In a distribution tie-up with Funskool, Lego is also planning to expand its impact in India. With pre-school education in India getting more professional, learning while playing is an idea fast finding appeal with parents. Earlier, Lego was marketed by Mahindra Intertrade, a trading subsidiary of Mahindra & Mahindra. Lego is currently available at around 150 outlets.
Funskool also has tie-ups with German toy maker Ravensburger for jigsaw puzzles, and Walt Disney and Warner Brothers for board games and puzzles. Tomy, a Japanese brand, has also tied up with it. By now, Funskool has developed a formidable reputation for education-related toys and learning materials and is present across close to 4,000 outlets, according to published reports.
Bookstores such as Landmark and Crossword have toys and games as the biggest contributors, after books, to sales.
Toys and games are a complementing category for kids’ books. In the recent past, it has become one of the core categories for us, registering 30% year-on-year growth,” said Rajaram Velu, head - merchandising (toys), Landmark.
As the market for branded toys picks up, more international brands are expected to come in. “In the last five years, the market has changed a lot.

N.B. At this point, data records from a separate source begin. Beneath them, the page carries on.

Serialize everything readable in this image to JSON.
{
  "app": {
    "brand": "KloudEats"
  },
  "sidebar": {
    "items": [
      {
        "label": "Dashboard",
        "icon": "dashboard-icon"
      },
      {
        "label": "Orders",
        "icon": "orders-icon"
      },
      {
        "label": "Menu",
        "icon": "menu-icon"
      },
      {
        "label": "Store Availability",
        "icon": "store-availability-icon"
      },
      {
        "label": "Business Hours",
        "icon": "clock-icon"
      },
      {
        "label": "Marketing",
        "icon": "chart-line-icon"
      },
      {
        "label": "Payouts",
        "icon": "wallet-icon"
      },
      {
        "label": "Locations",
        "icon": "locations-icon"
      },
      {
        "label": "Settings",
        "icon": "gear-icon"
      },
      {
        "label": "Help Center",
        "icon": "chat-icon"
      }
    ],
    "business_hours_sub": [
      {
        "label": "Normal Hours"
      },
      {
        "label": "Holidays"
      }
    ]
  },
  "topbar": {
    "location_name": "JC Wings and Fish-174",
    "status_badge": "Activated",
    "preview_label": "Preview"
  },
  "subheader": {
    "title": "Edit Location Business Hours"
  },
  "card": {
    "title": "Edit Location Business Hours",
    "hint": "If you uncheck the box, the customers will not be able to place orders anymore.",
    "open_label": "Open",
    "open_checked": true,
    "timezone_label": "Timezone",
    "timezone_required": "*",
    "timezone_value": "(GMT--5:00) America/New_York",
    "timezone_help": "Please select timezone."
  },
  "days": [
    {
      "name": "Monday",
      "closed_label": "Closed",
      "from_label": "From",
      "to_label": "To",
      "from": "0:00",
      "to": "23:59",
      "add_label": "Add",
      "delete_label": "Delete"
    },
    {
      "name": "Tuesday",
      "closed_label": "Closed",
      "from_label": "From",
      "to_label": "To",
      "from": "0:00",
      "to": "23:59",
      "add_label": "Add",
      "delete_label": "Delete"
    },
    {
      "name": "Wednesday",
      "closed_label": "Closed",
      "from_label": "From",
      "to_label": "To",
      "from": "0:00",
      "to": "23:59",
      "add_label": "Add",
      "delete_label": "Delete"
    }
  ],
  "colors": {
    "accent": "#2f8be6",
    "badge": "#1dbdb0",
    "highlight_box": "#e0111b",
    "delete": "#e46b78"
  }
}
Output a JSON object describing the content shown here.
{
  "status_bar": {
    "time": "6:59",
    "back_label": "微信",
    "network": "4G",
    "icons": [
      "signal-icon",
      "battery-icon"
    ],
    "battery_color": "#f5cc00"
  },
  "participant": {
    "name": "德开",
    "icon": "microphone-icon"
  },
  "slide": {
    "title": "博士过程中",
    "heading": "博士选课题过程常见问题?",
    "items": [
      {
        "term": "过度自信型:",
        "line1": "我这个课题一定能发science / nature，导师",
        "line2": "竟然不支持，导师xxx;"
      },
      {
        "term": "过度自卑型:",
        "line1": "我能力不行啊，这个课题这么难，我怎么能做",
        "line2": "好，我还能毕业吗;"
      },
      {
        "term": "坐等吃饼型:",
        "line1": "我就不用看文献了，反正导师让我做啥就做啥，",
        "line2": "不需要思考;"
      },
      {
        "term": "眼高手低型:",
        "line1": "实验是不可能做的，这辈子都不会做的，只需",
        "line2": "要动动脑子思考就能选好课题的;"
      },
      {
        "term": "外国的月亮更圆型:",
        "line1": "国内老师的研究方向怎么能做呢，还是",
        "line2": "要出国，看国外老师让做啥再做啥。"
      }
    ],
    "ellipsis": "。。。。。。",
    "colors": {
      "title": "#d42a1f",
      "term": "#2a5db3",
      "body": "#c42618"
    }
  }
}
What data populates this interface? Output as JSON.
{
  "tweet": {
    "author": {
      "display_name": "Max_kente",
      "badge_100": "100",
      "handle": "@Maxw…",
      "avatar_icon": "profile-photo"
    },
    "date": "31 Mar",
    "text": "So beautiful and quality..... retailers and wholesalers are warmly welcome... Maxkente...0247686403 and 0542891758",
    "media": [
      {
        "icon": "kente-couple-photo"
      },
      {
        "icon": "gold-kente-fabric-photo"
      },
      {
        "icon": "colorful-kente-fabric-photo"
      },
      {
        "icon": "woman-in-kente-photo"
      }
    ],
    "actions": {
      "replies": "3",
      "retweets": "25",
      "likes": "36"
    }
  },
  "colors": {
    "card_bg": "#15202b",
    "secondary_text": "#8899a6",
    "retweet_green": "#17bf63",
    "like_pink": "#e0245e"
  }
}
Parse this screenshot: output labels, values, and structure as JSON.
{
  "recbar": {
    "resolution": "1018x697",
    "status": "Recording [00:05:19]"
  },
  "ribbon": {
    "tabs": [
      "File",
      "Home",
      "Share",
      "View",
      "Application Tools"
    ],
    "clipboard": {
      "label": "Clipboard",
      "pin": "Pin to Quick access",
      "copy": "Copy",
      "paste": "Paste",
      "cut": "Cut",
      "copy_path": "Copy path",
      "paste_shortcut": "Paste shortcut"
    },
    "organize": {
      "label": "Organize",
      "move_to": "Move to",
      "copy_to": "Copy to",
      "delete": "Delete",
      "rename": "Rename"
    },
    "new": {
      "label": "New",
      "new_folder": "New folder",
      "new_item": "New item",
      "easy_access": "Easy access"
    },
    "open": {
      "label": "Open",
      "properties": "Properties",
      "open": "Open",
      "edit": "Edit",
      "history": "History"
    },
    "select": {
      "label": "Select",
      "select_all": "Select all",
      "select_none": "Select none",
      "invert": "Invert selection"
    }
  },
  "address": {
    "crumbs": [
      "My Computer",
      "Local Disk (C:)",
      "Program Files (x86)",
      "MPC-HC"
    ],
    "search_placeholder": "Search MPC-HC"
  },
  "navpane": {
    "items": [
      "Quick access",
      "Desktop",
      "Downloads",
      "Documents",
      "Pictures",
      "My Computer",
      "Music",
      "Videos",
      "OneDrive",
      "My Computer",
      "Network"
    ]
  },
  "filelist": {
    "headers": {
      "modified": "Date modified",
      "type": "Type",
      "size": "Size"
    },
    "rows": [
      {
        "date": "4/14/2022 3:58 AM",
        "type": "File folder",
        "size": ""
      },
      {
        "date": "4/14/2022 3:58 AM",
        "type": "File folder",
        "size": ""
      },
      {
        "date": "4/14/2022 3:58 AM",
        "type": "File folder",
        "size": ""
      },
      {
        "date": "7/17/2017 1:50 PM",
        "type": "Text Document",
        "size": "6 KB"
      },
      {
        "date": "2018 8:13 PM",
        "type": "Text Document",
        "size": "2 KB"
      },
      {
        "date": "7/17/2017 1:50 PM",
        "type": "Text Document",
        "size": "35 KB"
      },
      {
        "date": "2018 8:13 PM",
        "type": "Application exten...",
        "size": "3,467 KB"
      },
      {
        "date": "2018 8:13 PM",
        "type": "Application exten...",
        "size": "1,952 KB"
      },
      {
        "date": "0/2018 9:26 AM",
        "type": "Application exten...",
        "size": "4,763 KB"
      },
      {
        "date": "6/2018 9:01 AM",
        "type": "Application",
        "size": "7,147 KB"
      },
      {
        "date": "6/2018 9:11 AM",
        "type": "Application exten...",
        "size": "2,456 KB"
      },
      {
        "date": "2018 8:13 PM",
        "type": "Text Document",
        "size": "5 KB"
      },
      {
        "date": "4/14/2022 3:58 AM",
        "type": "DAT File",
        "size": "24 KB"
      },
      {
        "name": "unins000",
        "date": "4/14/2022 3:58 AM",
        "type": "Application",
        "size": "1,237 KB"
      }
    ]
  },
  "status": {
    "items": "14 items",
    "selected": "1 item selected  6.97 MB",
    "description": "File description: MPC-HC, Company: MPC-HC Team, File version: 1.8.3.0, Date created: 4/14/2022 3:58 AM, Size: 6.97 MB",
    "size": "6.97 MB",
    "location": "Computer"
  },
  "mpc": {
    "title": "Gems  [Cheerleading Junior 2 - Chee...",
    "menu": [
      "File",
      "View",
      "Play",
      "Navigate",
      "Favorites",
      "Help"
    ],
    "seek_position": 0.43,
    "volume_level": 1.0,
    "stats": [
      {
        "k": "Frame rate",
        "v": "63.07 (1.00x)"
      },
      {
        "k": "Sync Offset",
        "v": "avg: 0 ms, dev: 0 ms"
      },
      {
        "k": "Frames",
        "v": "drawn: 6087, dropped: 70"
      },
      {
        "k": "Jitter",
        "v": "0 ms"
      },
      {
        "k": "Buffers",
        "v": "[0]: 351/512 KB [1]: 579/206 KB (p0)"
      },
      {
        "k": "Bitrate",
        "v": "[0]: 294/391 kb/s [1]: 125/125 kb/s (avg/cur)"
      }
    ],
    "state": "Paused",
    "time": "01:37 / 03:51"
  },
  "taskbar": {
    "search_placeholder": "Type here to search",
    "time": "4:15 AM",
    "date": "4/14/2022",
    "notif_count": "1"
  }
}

European players are coming in good numbers through the import channel. With higher prices, branded toys are catering to the upper middle class and above,” Velu said. Landmark has 17 stores across India and has dedicated December to children, with special activities and discounts on toys, games and books.
“The last quarter of the calendar year is always exciting for the toy industry and it has Diwali and Christmas vacations; toy companies focus on consumer promotion during this period,” said Pradeep Parmar, India representative for German toy maker, Simba Toys. After completing a year in India, Simba is now evaluating a manufacturing base in India and aims to bring more of its ‘educational' toys such as board games and activity-based art and craft brands.
“We now service about 1,000 stores pan-India. Going forward, we will have to focus on specific niche segments to service our customers,” said Parmar. “Modern retail for toys is growing and we see the rise of specialty toy stores in the future. For the size of the Indian consumer base, it is important to set up manufacturing in India.” Simba Toys is the exclusive licensee for the upcoming ICC Cricket World Cup. It will provide toys and merchandise to enhance the game’s experience.
Zapak Games, the licensing and merchandising arm of Zapak Digital Entertainment, has distribution tie-ups with many toy makers including Jakks Pacific and Spin Master. “Organised retail is bringing in tremendous growth and international players are helping open up the market,” said Vaibhav Odhekar, business head, Zapak Games, which caters to 5,000 touchpoints.
The Walt Disney Company (India) has started its e-commerce initiative to retail toys and games online. The reason, says a company spokesperson, lies in the growing e-commerce culture in India, and the growing interest in toys.
Toys and games are appealing to consumers across age bands. “Games such as UNO, Scrabble and Pictionary particularly tend to be quite age- and gender-independent, so growth has been driven across a wide variety of consumers including kids, youth, families and young adults,” Bhowmik said.